__WHAT THIS TASK INVOLVES__:
Make a tally of the lines in the records that include the string "value", and give only that number.

===============

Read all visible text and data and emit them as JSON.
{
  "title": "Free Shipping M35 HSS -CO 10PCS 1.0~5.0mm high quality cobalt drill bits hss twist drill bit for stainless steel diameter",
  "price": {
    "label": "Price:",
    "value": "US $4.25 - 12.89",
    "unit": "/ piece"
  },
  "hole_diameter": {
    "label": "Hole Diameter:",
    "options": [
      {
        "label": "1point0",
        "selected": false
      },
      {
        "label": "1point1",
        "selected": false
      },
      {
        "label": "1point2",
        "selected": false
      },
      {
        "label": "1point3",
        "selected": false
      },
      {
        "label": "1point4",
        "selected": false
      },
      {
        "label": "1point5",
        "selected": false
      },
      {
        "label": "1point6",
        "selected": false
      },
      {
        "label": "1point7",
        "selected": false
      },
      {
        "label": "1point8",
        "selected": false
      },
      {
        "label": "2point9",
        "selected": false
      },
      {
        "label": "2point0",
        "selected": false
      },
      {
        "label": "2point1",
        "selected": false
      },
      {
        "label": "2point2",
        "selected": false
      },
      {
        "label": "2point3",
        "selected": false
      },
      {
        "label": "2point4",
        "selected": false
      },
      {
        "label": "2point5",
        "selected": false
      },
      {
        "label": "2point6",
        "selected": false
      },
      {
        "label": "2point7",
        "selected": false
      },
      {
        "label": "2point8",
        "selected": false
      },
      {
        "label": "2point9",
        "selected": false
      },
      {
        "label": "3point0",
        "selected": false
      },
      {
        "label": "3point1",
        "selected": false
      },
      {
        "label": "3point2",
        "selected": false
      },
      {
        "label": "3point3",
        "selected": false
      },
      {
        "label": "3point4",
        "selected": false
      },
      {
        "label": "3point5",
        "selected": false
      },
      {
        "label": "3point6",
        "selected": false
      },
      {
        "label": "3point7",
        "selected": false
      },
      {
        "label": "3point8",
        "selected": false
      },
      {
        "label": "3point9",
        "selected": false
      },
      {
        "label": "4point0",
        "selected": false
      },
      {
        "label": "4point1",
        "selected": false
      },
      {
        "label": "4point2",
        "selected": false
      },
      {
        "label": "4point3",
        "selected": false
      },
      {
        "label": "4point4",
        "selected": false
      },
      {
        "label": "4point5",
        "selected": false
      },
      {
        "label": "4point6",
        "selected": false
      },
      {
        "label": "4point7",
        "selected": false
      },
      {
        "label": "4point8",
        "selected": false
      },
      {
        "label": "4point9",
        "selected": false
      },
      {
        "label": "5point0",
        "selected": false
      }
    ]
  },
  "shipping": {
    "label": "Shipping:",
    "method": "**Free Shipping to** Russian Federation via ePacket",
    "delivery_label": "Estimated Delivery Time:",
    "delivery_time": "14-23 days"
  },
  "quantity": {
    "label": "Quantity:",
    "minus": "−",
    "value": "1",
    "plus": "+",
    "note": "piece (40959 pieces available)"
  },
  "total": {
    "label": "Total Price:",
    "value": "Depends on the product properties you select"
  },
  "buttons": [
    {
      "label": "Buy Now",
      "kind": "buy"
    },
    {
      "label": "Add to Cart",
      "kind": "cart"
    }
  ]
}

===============

__ANSWER AREA__:
3